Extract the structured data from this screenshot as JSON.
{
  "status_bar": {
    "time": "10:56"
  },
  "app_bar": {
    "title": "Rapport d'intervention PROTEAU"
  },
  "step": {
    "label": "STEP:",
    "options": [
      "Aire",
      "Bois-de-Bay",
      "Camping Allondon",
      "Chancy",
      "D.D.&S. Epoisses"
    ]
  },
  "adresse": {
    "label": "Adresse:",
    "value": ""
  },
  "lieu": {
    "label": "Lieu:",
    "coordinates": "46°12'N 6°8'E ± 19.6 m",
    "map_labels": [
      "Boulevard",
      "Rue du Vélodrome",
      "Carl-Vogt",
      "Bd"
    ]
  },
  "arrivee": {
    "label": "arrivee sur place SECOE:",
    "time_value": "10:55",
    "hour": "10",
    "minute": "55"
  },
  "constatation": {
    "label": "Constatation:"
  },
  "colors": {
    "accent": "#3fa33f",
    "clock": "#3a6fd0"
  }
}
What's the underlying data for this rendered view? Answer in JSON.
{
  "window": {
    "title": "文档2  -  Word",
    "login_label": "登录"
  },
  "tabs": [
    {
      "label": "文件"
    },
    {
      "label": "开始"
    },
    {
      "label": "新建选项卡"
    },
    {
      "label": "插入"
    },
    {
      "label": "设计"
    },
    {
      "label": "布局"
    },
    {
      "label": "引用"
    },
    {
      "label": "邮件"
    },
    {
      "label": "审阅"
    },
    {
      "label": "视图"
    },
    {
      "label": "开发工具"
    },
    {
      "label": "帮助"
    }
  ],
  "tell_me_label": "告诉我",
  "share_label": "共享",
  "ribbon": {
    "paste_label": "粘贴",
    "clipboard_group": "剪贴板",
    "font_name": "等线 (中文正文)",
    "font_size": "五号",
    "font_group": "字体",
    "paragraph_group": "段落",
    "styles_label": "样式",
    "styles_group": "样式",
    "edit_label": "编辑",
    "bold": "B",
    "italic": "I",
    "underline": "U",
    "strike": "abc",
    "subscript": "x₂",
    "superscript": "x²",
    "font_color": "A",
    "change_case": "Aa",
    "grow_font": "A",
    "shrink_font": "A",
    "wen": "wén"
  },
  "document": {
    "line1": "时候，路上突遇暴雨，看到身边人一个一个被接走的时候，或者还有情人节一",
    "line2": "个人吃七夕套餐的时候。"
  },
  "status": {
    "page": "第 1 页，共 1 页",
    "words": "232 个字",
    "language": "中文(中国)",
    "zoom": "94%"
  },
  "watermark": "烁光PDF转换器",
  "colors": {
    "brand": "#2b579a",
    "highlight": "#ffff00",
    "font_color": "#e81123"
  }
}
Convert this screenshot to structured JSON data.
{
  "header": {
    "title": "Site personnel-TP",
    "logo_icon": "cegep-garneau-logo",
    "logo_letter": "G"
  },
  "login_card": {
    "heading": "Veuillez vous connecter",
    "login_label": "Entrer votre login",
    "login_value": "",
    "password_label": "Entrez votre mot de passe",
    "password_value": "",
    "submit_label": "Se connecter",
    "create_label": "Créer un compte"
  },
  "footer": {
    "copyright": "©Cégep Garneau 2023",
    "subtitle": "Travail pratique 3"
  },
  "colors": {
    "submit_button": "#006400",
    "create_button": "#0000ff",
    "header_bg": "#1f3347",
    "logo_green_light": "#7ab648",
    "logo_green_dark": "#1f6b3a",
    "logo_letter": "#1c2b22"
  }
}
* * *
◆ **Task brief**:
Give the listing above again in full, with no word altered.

◆ **Task result**:
Extract the structured data from this screenshot as JSON.
{
  "status_bar": {
    "time": "10:56"
  },
  "app_bar": {
    "title": "Rapport d'intervention PROTEAU"
  },
  "step": {
    "label": "STEP:",
    "options": [
      "Aire",
      "Bois-de-Bay",
      "Camping Allondon",
      "Chancy",
      "D.D.&S. Epoisses"
    ]
  },
  "adresse": {
    "label": "Adresse:",
    "value": ""
  },
  "lieu": {
    "label": "Lieu:",
    "coordinates": "46°12'N 6°8'E ± 19.6 m",
    "map_labels": [
      "Boulevard",
      "Rue du Vélodrome",
      "Carl-Vogt",
      "Bd"
    ]
  },
  "arrivee": {
    "label": "arrivee sur place SECOE:",
    "time_value": "10:55",
    "hour": "10",
    "minute": "55"
  },
  "constatation": {
    "label": "Constatation:"
  },
  "colors": {
    "accent": "#3fa33f",
    "clock": "#3a6fd0"
  }
}
What's the underlying data for this rendered view? Answer in JSON.
{
  "window": {
    "title": "文档2  -  Word",
    "login_label": "登录"
  },
  "tabs": [
    {
      "label": "文件"
    },
    {
      "label": "开始"
    },
    {
      "label": "新建选项卡"
    },
    {
      "label": "插入"
    },
    {
      "label": "设计"
    },
    {
      "label": "布局"
    },
    {
      "label": "引用"
    },
    {
      "label": "邮件"
    },
    {
      "label": "审阅"
    },
    {
      "label": "视图"
    },
    {
      "label": "开发工具"
    },
    {
      "label": "帮助"
    }
  ],
  "tell_me_label": "告诉我",
  "share_label": "共享",
  "ribbon": {
    "paste_label": "粘贴",
    "clipboard_group": "剪贴板",
    "font_name": "等线 (中文正文)",
    "font_size": "五号",
    "font_group": "字体",
    "paragraph_group": "段落",
    "styles_label": "样式",
    "styles_group": "样式",
    "edit_label": "编辑",
    "bold": "B",
    "italic": "I",
    "underline": "U",
    "strike": "abc",
    "subscript": "x₂",
    "superscript": "x²",
    "font_color": "A",
    "change_case": "Aa",
    "grow_font": "A",
    "shrink_font": "A",
    "wen": "wén"
  },
  "document": {
    "line1": "时候，路上突遇暴雨，看到身边人一个一个被接走的时候，或者还有情人节一",
    "line2": "个人吃七夕套餐的时候。"
  },
  "status": {
    "page": "第 1 页，共 1 页",
    "words": "232 个字",
    "language": "中文(中国)",
    "zoom": "94%"
  },
  "watermark": "烁光PDF转换器",
  "colors": {
    "brand": "#2b579a",
    "highlight": "#ffff00",
    "font_color": "#e81123"
  }
}
Convert this screenshot to structured JSON data.
{
  "header": {
    "title": "Site personnel-TP",
    "logo_icon": "cegep-garneau-logo",
    "logo_letter": "G"
  },
  "login_card": {
    "heading": "Veuillez vous connecter",
    "login_label": "Entrer votre login",
    "login_value": "",
    "password_label": "Entrez votre mot de passe",
    "password_value": "",
    "submit_label": "Se connecter",
    "create_label": "Créer un compte"
  },
  "footer": {
    "copyright": "©Cégep Garneau 2023",
    "subtitle": "Travail pratique 3"
  },
  "colors": {
    "submit_button": "#006400",
    "create_button": "#0000ff",
    "header_bg": "#1f3347",
    "logo_green_light": "#7ab648",
    "logo_green_dark": "#1f6b3a",
    "logo_letter": "#1c2b22"
  }
}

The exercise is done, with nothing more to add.